■ Required action ■
Filter the records down to the lines that hold the word "Recently", and copy each of those lines.

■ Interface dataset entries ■
◇ ◇ ◇ ◇ ◇

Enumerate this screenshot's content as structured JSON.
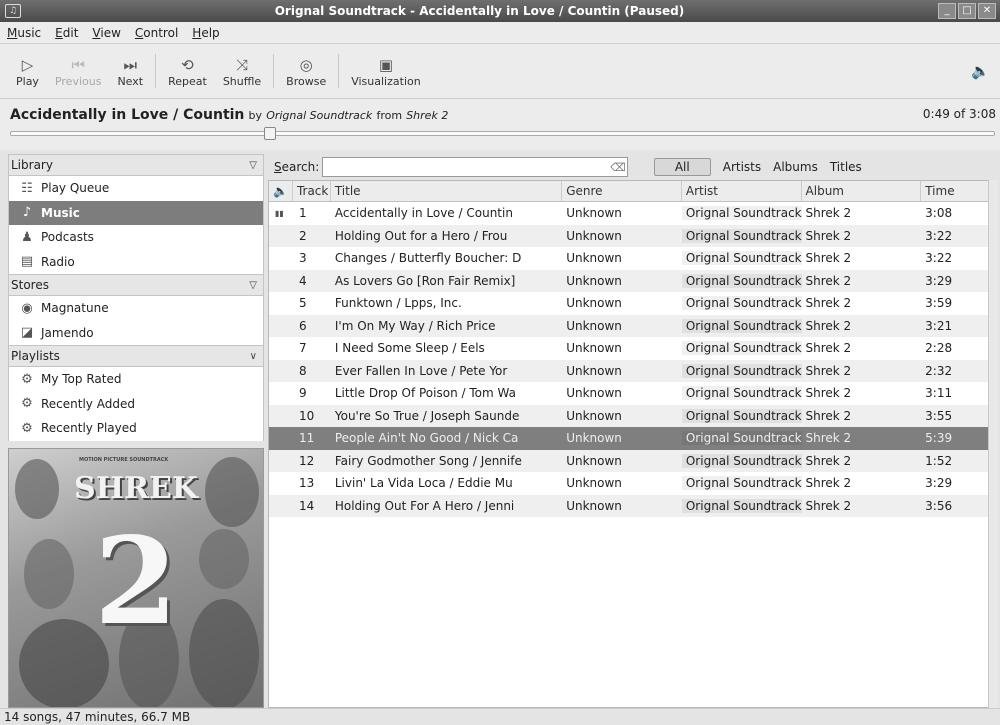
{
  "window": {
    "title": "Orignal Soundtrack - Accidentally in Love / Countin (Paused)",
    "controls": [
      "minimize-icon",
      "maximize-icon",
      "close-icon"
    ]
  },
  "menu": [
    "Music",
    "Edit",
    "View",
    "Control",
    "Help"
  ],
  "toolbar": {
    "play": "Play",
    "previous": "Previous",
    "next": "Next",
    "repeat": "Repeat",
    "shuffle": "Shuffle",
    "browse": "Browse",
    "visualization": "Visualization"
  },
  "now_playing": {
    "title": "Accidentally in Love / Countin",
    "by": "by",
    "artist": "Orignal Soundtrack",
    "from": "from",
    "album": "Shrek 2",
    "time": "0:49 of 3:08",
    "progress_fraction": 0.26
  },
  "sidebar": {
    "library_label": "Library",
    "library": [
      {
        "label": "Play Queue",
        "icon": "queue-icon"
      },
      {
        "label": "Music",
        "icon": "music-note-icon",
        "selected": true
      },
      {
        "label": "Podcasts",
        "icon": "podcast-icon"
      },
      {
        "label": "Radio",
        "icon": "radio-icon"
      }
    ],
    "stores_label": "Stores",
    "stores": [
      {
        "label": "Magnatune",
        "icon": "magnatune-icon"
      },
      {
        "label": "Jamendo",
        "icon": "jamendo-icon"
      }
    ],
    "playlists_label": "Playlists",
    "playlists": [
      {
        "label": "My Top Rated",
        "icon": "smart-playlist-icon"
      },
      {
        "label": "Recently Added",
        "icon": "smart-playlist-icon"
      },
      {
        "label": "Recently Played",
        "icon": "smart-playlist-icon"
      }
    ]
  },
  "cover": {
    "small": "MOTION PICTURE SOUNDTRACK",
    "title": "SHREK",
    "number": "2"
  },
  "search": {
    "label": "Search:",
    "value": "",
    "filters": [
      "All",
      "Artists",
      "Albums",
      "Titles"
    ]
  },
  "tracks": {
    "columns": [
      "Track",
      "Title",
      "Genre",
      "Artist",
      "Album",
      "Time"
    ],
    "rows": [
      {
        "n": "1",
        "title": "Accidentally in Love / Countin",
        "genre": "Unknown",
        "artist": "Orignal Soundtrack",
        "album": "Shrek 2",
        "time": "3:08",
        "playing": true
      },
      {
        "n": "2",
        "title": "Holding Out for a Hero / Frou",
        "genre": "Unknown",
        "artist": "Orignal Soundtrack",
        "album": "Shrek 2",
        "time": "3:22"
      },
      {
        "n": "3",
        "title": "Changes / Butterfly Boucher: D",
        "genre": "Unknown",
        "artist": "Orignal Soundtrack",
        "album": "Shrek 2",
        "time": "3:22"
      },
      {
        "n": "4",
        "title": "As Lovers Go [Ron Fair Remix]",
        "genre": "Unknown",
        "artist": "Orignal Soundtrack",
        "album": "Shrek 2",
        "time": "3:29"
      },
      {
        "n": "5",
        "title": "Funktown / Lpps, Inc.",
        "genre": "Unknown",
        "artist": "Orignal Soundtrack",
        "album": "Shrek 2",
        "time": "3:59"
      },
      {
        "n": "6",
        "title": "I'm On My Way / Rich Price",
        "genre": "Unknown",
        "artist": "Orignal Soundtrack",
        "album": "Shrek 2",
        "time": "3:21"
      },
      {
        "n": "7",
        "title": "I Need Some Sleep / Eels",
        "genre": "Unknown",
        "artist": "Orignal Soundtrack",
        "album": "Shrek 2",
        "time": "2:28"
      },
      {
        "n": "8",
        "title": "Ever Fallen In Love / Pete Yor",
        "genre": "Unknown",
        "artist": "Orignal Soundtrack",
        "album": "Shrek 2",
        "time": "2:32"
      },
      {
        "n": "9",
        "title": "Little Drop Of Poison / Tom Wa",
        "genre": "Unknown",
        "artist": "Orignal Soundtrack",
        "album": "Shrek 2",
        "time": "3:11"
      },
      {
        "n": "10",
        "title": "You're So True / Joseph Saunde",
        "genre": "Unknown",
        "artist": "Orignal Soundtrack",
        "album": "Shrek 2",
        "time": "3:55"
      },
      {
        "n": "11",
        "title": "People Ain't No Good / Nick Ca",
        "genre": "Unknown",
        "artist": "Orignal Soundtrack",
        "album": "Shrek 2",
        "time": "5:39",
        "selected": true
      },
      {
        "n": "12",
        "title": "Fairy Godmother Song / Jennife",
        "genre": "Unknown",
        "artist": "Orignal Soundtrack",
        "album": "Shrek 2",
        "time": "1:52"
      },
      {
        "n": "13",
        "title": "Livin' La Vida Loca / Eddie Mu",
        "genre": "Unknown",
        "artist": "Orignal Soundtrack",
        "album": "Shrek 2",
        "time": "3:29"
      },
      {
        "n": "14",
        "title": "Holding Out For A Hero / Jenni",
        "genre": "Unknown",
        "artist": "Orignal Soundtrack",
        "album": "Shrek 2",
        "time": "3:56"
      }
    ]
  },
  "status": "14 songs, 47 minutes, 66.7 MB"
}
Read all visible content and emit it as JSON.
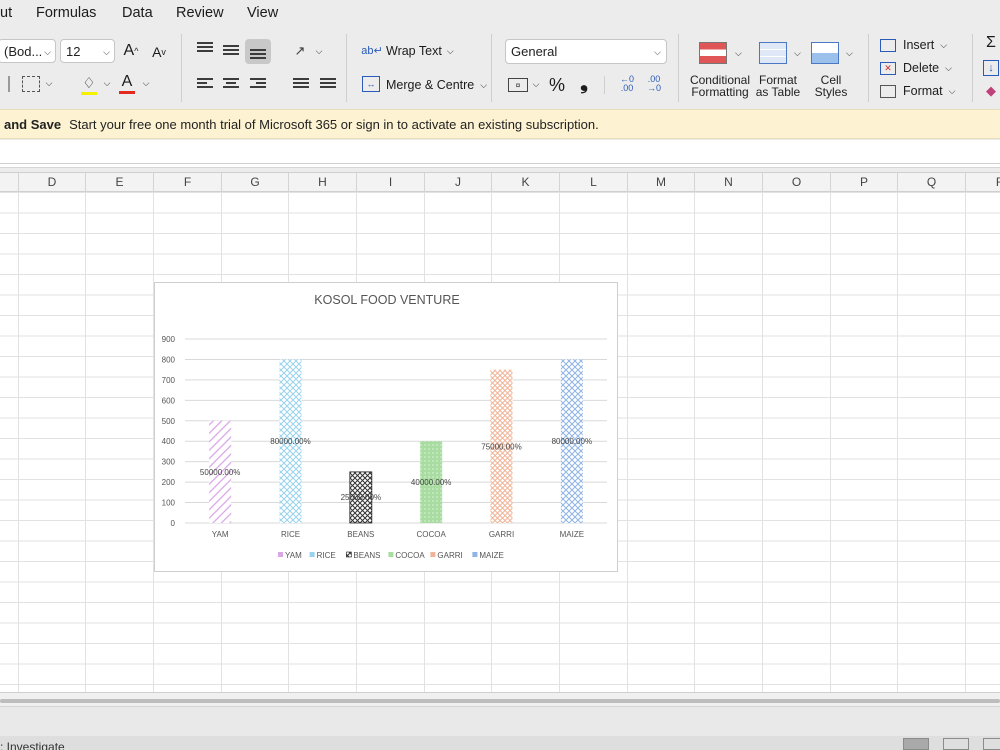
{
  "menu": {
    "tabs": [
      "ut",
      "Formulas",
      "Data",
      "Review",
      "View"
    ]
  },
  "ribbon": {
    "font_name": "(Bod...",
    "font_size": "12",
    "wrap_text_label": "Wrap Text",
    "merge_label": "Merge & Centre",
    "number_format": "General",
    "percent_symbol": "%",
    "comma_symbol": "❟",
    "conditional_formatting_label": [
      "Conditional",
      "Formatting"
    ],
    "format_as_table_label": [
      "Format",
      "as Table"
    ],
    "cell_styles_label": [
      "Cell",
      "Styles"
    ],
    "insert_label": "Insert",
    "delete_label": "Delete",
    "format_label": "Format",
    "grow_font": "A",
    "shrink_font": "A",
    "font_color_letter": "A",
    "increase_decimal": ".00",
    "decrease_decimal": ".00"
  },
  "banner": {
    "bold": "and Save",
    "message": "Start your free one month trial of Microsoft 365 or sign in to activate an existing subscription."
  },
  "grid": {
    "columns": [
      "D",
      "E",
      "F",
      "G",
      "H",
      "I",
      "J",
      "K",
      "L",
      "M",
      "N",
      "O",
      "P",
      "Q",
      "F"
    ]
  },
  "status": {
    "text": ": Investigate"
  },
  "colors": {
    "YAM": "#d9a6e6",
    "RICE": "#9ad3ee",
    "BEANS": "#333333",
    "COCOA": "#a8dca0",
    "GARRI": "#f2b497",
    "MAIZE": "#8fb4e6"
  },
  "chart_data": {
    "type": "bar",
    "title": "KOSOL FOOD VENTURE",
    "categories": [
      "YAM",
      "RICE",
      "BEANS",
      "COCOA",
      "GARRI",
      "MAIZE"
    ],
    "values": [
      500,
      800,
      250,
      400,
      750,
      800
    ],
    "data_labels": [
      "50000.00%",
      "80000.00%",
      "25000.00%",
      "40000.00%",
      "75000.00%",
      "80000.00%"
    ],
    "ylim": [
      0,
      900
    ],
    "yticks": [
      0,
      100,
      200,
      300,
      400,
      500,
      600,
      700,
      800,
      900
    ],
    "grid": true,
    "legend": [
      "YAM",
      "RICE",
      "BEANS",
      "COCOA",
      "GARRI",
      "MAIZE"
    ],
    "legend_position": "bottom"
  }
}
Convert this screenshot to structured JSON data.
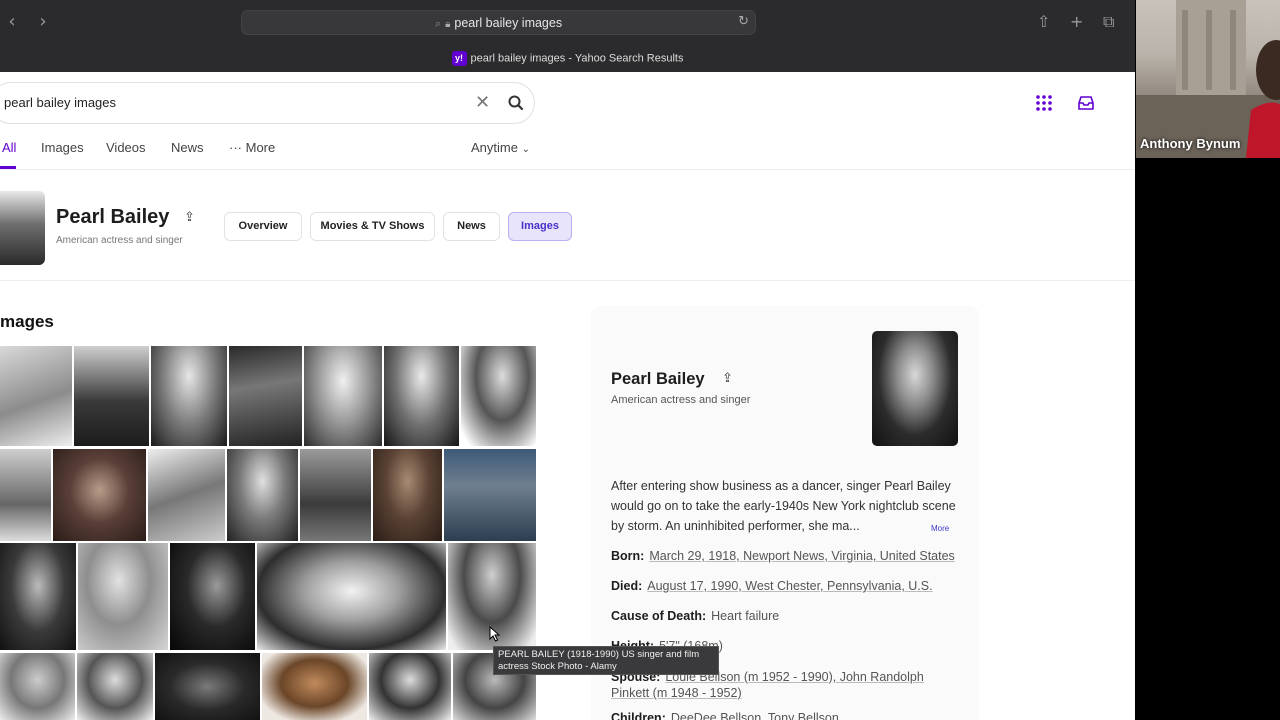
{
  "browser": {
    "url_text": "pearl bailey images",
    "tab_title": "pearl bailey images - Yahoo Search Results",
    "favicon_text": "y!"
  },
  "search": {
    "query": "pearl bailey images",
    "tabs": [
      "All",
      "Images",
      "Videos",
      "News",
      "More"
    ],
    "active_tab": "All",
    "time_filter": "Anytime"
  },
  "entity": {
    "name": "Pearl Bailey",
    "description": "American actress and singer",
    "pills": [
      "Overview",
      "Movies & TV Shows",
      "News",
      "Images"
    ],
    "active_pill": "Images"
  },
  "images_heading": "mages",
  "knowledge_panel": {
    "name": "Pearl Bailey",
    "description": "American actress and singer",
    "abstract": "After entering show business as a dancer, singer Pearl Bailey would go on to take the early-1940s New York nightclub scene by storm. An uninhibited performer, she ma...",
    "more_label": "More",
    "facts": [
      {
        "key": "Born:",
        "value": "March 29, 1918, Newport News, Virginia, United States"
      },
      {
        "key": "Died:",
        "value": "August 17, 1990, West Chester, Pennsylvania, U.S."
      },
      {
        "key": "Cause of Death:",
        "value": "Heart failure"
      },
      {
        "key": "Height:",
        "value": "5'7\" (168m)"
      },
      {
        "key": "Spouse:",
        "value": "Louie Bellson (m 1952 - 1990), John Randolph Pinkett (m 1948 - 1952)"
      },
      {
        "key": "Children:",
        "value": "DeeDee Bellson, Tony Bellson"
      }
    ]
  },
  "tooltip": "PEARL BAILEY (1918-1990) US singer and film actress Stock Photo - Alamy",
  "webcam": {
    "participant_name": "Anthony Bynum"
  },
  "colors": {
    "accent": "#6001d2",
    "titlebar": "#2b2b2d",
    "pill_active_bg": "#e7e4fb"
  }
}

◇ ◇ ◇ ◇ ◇

■ Result for this task ■
        "label": "Recently Added",
        "label": "Recently Played",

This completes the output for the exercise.